NEW: Death toll from attack rises to 22, police confirm children among the dead
Attacker, believed to have been carrying an improvised bomb, also died at the scene
Monday’s attack outside an Ariana Grande concert at Manchester Arena killed at least 22 people, including children, and was carried out by a lone suspect carrying a bomb, Manchester Police said.
“The attacker, I can confirm, died at the arena. We believe the attacker was carrying an improvised explosive device, which he detonated, causing this atrocity,” said Chief Constable Ian Hopkins.
While police believe the suspect was acting alone, investigations are ongoing to establish if he was part of a network.
As many as 400 police were deployed overnight, Hopkins said early Tuesday. He added that residents should expect to see more armed officers on the streets.
If confirmed as a terror incident, it would be the deadliest attack on British soil since the 2005 London bombings, which killed 52 people.
- Almost 60 people were also injured in the attack
- UK Prime Minister Theresa May: incident an “appalling terrorist attack”
- Government to hold emergency Cobra committee Tuesday
- Ariana Grande tweets that the incident left her “broken”
- Mancunians open their doors, offer rides, to those left stranded by area lockdown
- Emergency phone line set up: +44 (0)161 856 9400
How it happened
As concertgoers – many of them young fans of the singer – were beginning to leave the arena after Grande’s closing set, an explosion rocked the area. Confusion followed as people fled in search of safety, and the sound of wailing sirens soon cut through the smoky air outside the arena.
UK attack: More coverage

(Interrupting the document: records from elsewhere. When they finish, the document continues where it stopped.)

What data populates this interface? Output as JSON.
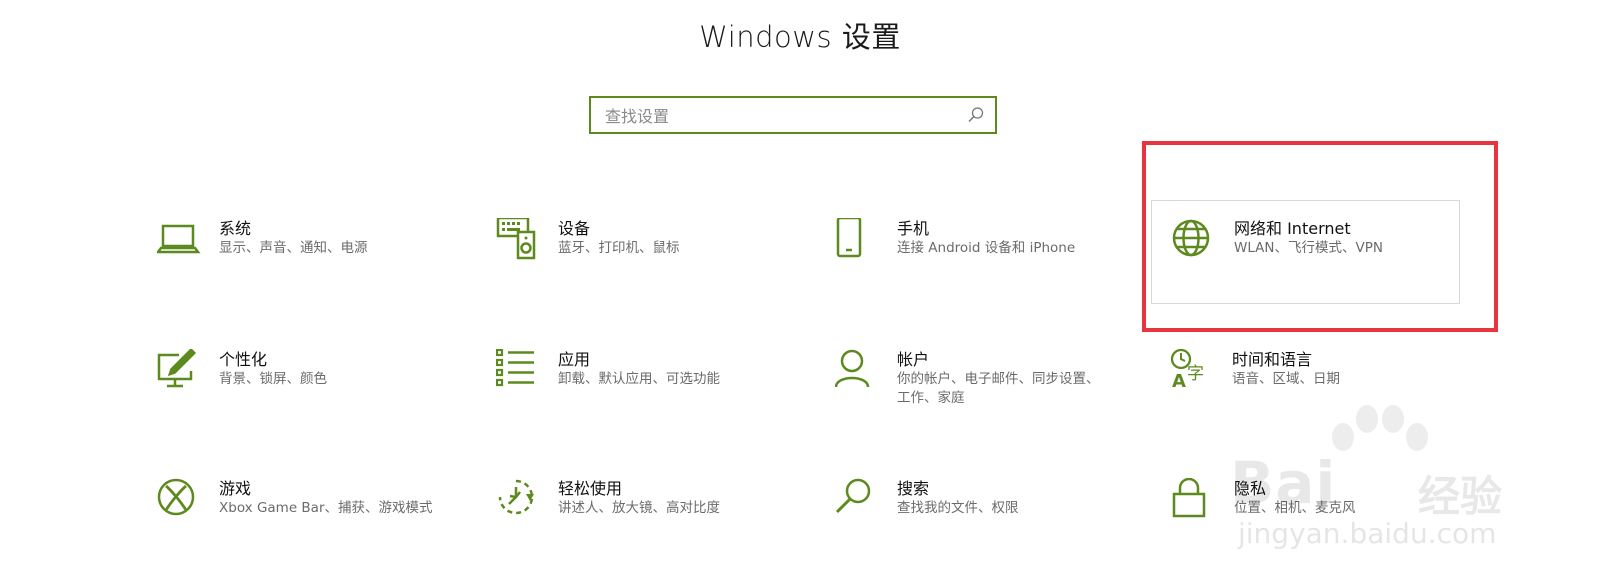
{
  "window": {
    "title": "Windows 设置"
  },
  "search": {
    "placeholder": "查找设置",
    "value": ""
  },
  "colors": {
    "accent": "#5d8a1f",
    "highlight": "#e8343f"
  },
  "tiles": [
    {
      "id": "system",
      "icon": "laptop-icon",
      "name": "系统",
      "desc": "显示、声音、通知、电源"
    },
    {
      "id": "devices",
      "icon": "devices-icon",
      "name": "设备",
      "desc": "蓝牙、打印机、鼠标"
    },
    {
      "id": "phone",
      "icon": "phone-icon",
      "name": "手机",
      "desc": "连接 Android 设备和 iPhone"
    },
    {
      "id": "network",
      "icon": "globe-icon",
      "name": "网络和 Internet",
      "desc": "WLAN、飞行模式、VPN"
    },
    {
      "id": "personal",
      "icon": "paint-icon",
      "name": "个性化",
      "desc": "背景、锁屏、颜色"
    },
    {
      "id": "apps",
      "icon": "apps-list-icon",
      "name": "应用",
      "desc": "卸载、默认应用、可选功能"
    },
    {
      "id": "accounts",
      "icon": "person-icon",
      "name": "帐户",
      "desc": "你的帐户、电子邮件、同步设置、工作、家庭"
    },
    {
      "id": "time",
      "icon": "time-language-icon",
      "name": "时间和语言",
      "desc": "语音、区域、日期"
    },
    {
      "id": "gaming",
      "icon": "xbox-icon",
      "name": "游戏",
      "desc": "Xbox Game Bar、捕获、游戏模式"
    },
    {
      "id": "ease",
      "icon": "ease-of-access-icon",
      "name": "轻松使用",
      "desc": "讲述人、放大镜、高对比度"
    },
    {
      "id": "search",
      "icon": "magnifier-icon",
      "name": "搜索",
      "desc": "查找我的文件、权限"
    },
    {
      "id": "privacy",
      "icon": "lock-icon",
      "name": "隐私",
      "desc": "位置、相机、麦克风"
    }
  ],
  "watermark": {
    "brand": "Bai",
    "brand_tail": "经验",
    "url": "jingyan.baidu.com"
  }
}
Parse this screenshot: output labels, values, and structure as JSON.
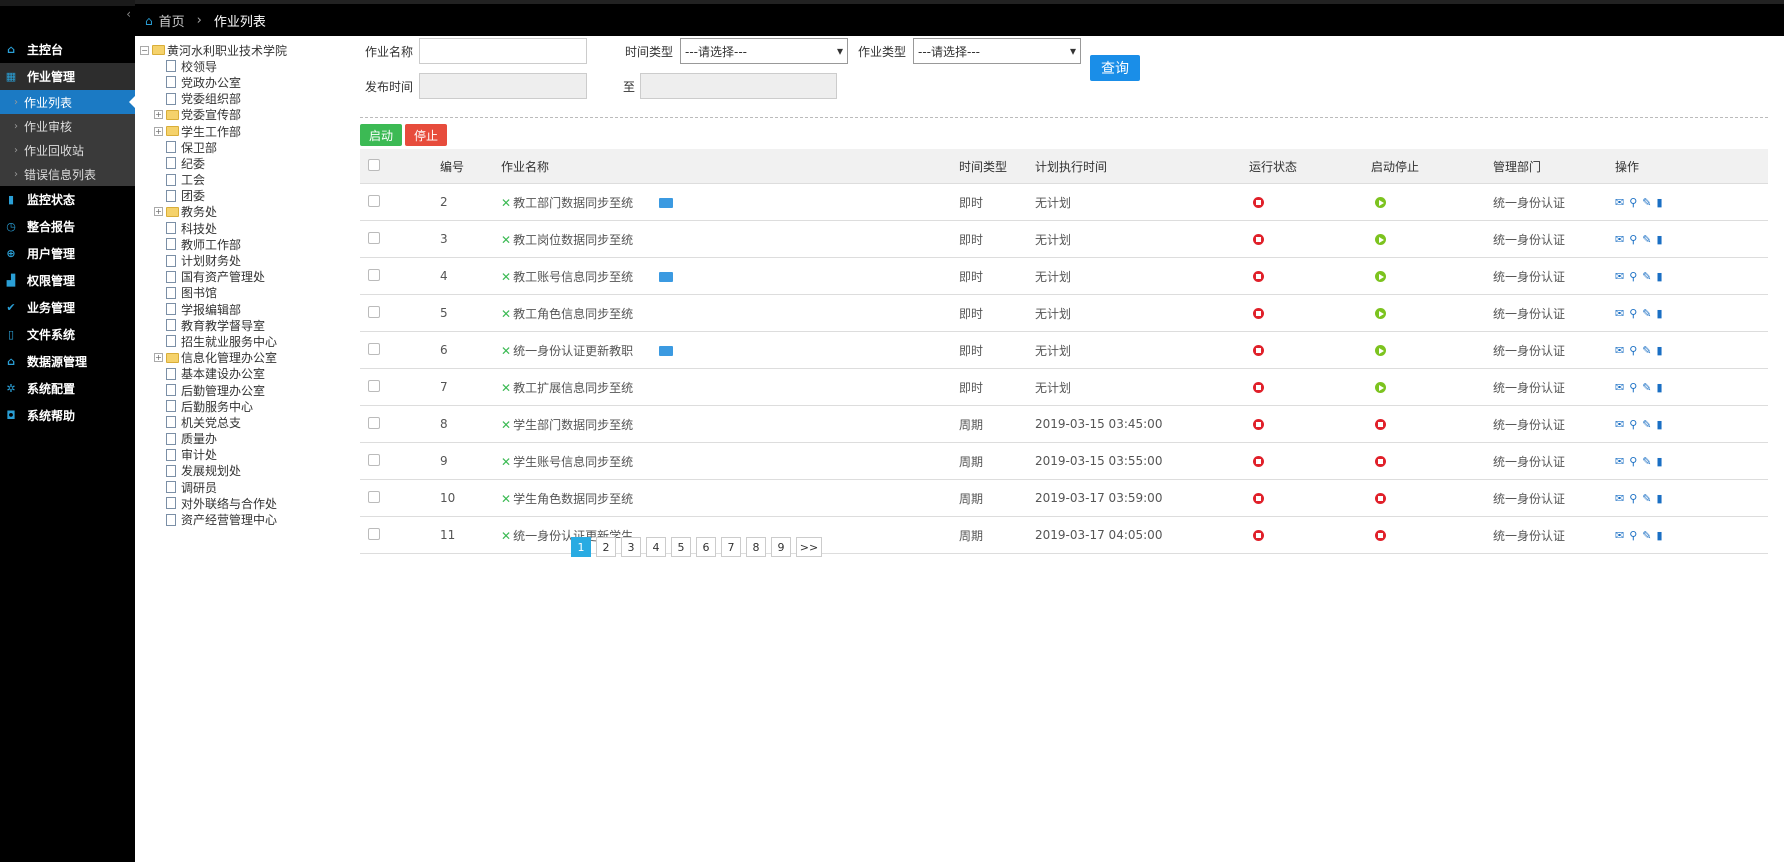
{
  "sidebar": {
    "collapse_glyph": "‹",
    "menu": [
      {
        "label": "主控台",
        "icon": "home-icon",
        "glyph": "⌂"
      },
      {
        "label": "作业管理",
        "icon": "grid-icon",
        "glyph": "▦",
        "open": true,
        "children": [
          {
            "label": "作业列表",
            "active": true
          },
          {
            "label": "作业审核"
          },
          {
            "label": "作业回收站"
          },
          {
            "label": "错误信息列表"
          }
        ]
      },
      {
        "label": "监控状态",
        "icon": "trash-icon",
        "glyph": "▮"
      },
      {
        "label": "整合报告",
        "icon": "clock-icon",
        "glyph": "◷"
      },
      {
        "label": "用户管理",
        "icon": "zoom-icon",
        "glyph": "⊕"
      },
      {
        "label": "权限管理",
        "icon": "signal-icon",
        "glyph": "▟"
      },
      {
        "label": "业务管理",
        "icon": "check-icon",
        "glyph": "✔"
      },
      {
        "label": "文件系统",
        "icon": "file-icon",
        "glyph": "▯"
      },
      {
        "label": "数据源管理",
        "icon": "home-icon",
        "glyph": "⌂"
      },
      {
        "label": "系统配置",
        "icon": "gear-icon",
        "glyph": "✲"
      },
      {
        "label": "系统帮助",
        "icon": "hdd-icon",
        "glyph": "◘"
      }
    ]
  },
  "breadcrumb": {
    "home": "首页",
    "sep": "›",
    "current": "作业列表"
  },
  "tree": {
    "root": "黄河水利职业技术学院",
    "nodes": [
      {
        "label": "校领导",
        "folder": false
      },
      {
        "label": "党政办公室",
        "folder": false
      },
      {
        "label": "党委组织部",
        "folder": false
      },
      {
        "label": "党委宣传部",
        "folder": true
      },
      {
        "label": "学生工作部",
        "folder": true
      },
      {
        "label": "保卫部",
        "folder": false
      },
      {
        "label": "纪委",
        "folder": false
      },
      {
        "label": "工会",
        "folder": false
      },
      {
        "label": "团委",
        "folder": false
      },
      {
        "label": "教务处",
        "folder": true
      },
      {
        "label": "科技处",
        "folder": false
      },
      {
        "label": "教师工作部",
        "folder": false
      },
      {
        "label": "计划财务处",
        "folder": false
      },
      {
        "label": "国有资产管理处",
        "folder": false
      },
      {
        "label": "图书馆",
        "folder": false
      },
      {
        "label": "学报编辑部",
        "folder": false
      },
      {
        "label": "教育教学督导室",
        "folder": false
      },
      {
        "label": "招生就业服务中心",
        "folder": false
      },
      {
        "label": "信息化管理办公室",
        "folder": true
      },
      {
        "label": "基本建设办公室",
        "folder": false
      },
      {
        "label": "后勤管理办公室",
        "folder": false
      },
      {
        "label": "后勤服务中心",
        "folder": false
      },
      {
        "label": "机关党总支",
        "folder": false
      },
      {
        "label": "质量办",
        "folder": false
      },
      {
        "label": "审计处",
        "folder": false
      },
      {
        "label": "发展规划处",
        "folder": false
      },
      {
        "label": "调研员",
        "folder": false
      },
      {
        "label": "对外联络与合作处",
        "folder": false
      },
      {
        "label": "资产经营管理中心",
        "folder": false
      }
    ]
  },
  "filters": {
    "name_label": "作业名称",
    "name_value": "",
    "time_type_label": "时间类型",
    "time_type_value": "---请选择---",
    "job_type_label": "作业类型",
    "job_type_value": "---请选择---",
    "publish_label": "发布时间",
    "to_label": "至",
    "query_label": "查询"
  },
  "actions": {
    "start_label": "启动",
    "stop_label": "停止"
  },
  "table": {
    "headers": {
      "id": "编号",
      "name": "作业名称",
      "time_type": "时间类型",
      "plan_time": "计划执行时间",
      "run_state": "运行状态",
      "start_stop": "启动停止",
      "dept": "管理部门",
      "ops": "操作"
    },
    "rows": [
      {
        "id": "2",
        "name": "教工部门数据同步至统",
        "folder": true,
        "time_type": "即时",
        "plan_time": "无计划",
        "run": "stop",
        "toggle": "start",
        "dept": "统一身份认证"
      },
      {
        "id": "3",
        "name": "教工岗位数据同步至统",
        "folder": false,
        "time_type": "即时",
        "plan_time": "无计划",
        "run": "stop",
        "toggle": "start",
        "dept": "统一身份认证"
      },
      {
        "id": "4",
        "name": "教工账号信息同步至统",
        "folder": true,
        "time_type": "即时",
        "plan_time": "无计划",
        "run": "stop",
        "toggle": "start",
        "dept": "统一身份认证"
      },
      {
        "id": "5",
        "name": "教工角色信息同步至统",
        "folder": false,
        "time_type": "即时",
        "plan_time": "无计划",
        "run": "stop",
        "toggle": "start",
        "dept": "统一身份认证"
      },
      {
        "id": "6",
        "name": "统一身份认证更新教职",
        "folder": true,
        "time_type": "即时",
        "plan_time": "无计划",
        "run": "stop",
        "toggle": "start",
        "dept": "统一身份认证"
      },
      {
        "id": "7",
        "name": "教工扩展信息同步至统",
        "folder": false,
        "time_type": "即时",
        "plan_time": "无计划",
        "run": "stop",
        "toggle": "start",
        "dept": "统一身份认证"
      },
      {
        "id": "8",
        "name": "学生部门数据同步至统",
        "folder": false,
        "time_type": "周期",
        "plan_time": "2019-03-15 03:45:00",
        "run": "stop",
        "toggle": "stop",
        "dept": "统一身份认证"
      },
      {
        "id": "9",
        "name": "学生账号信息同步至统",
        "folder": false,
        "time_type": "周期",
        "plan_time": "2019-03-15 03:55:00",
        "run": "stop",
        "toggle": "stop",
        "dept": "统一身份认证"
      },
      {
        "id": "10",
        "name": "学生角色数据同步至统",
        "folder": false,
        "time_type": "周期",
        "plan_time": "2019-03-17 03:59:00",
        "run": "stop",
        "toggle": "stop",
        "dept": "统一身份认证"
      },
      {
        "id": "11",
        "name": "统一身份认证更新学生",
        "folder": false,
        "time_type": "周期",
        "plan_time": "2019-03-17 04:05:00",
        "run": "stop",
        "toggle": "stop",
        "dept": "统一身份认证"
      }
    ]
  },
  "pager": {
    "pages": [
      "1",
      "2",
      "3",
      "4",
      "5",
      "6",
      "7",
      "8",
      "9"
    ],
    "current": "1",
    "next_label": ">>"
  },
  "colors": {
    "accent": "#1b7ac4",
    "start": "#3cba54",
    "stop": "#e74c3c",
    "query": "#1a8ee8"
  }
}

The incident happened shortly after Grande had left the stage, according to eyewitnesses. Coral Long, the mother of a 10-year-old concertgoer, told CNN’s Hala Gorani that they were getting ready to leave the arena when they heard a loud bang from the left side of the arena.
People started running following the explosion, she said. “How we weren’t crushed to death is a miracle.”
She said her daughter was “devastated – for her to be 10 years old and witness something like that is just horrific.”
Social media posts from the scene showed panicked concertgoers running down the arena’s stairs in an attempt to get away.
The city’s Manchester Royal Infirmary Hospital was blocked off to all but essential staff due to what the facility called a major incident.
Grande, who had just finished the first of three scheduled UK performances when the blast hit, was not injured. She tweeted several hours later: “broken. from the bottom of my heart, i am so so sorry. i don’t have words.”
After the initial incident, police carried out a precautionary controlled explosion nearby but the item turned out to be discarded clothing, not a “suspicious item,” Greater Manchester Police said.
A US official said suicide bombing is now considered to be the “likely” reason for the blast and a male at the scene in Manchester has been identified as the probable bomber.
A US Department of Homeland Security statement said it was “closely monitoring” the situation and added that the department has “no information to indicate a ‘specific credible threat involving music venues in the United States.”
Home Secretary Amber Rudd said: “This particular attack was aimed at the most vulnerable in our society, young people, children at a concert.” She added that Britons should “remain alert, not alarmed” in the wake of the apparent attack.
The crowd was made up of mainly younger people who had come to see Grande, who is on a European and Latin American tour.